[Stored records]
=== Begin Enclosure ===
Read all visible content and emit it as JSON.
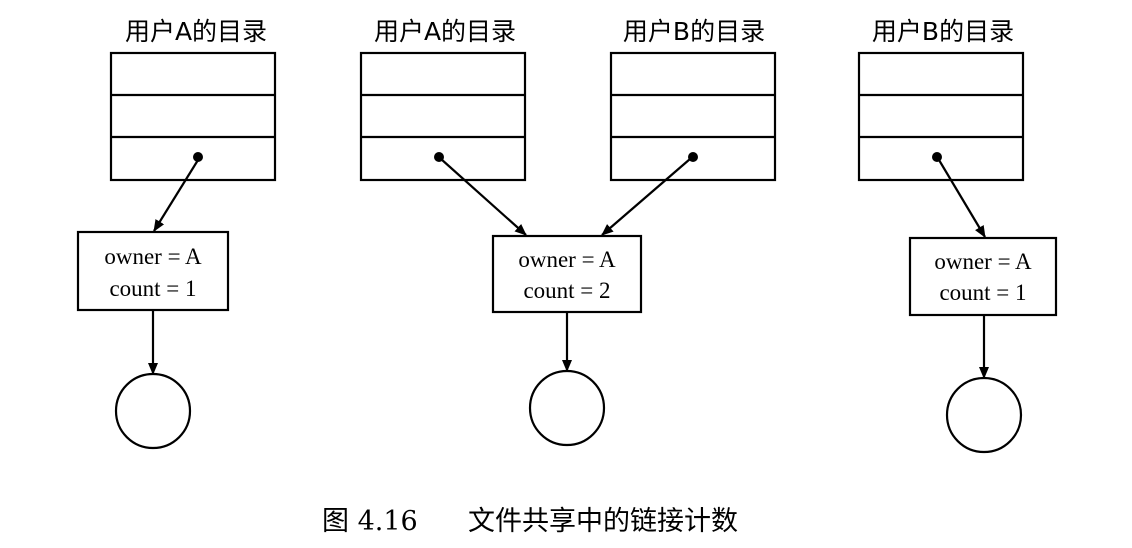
{
  "directories": [
    {
      "title": "用户A的目录"
    },
    {
      "title": "用户A的目录"
    },
    {
      "title": "用户B的目录"
    },
    {
      "title": "用户B的目录"
    }
  ],
  "inodes": [
    {
      "owner": "owner = A",
      "count": "count = 1"
    },
    {
      "owner": "owner = A",
      "count": "count = 2"
    },
    {
      "owner": "owner = A",
      "count": "count = 1"
    }
  ],
  "caption": {
    "figure_number": "图 4.16",
    "text": "文件共享中的链接计数"
  }
}
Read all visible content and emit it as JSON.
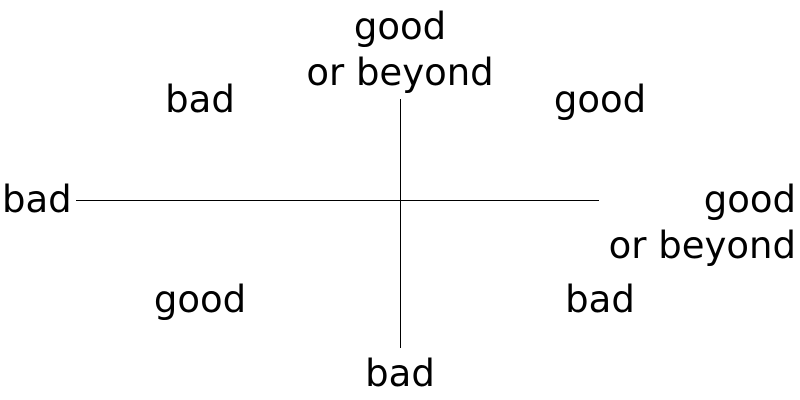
{
  "labels": {
    "top": {
      "line1": "good",
      "line2": "or beyond"
    },
    "bottom": "bad",
    "left": "bad",
    "right": {
      "line1": "good",
      "line2": "or beyond"
    },
    "top_left": "bad",
    "top_right": "good",
    "bottom_left": "good",
    "bottom_right": "bad"
  },
  "colors": {
    "text": "#000000",
    "axis": "#000000",
    "background": "#ffffff"
  }
}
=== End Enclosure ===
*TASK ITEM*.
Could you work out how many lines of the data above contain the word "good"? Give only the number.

*FINAL ANSWER*.
4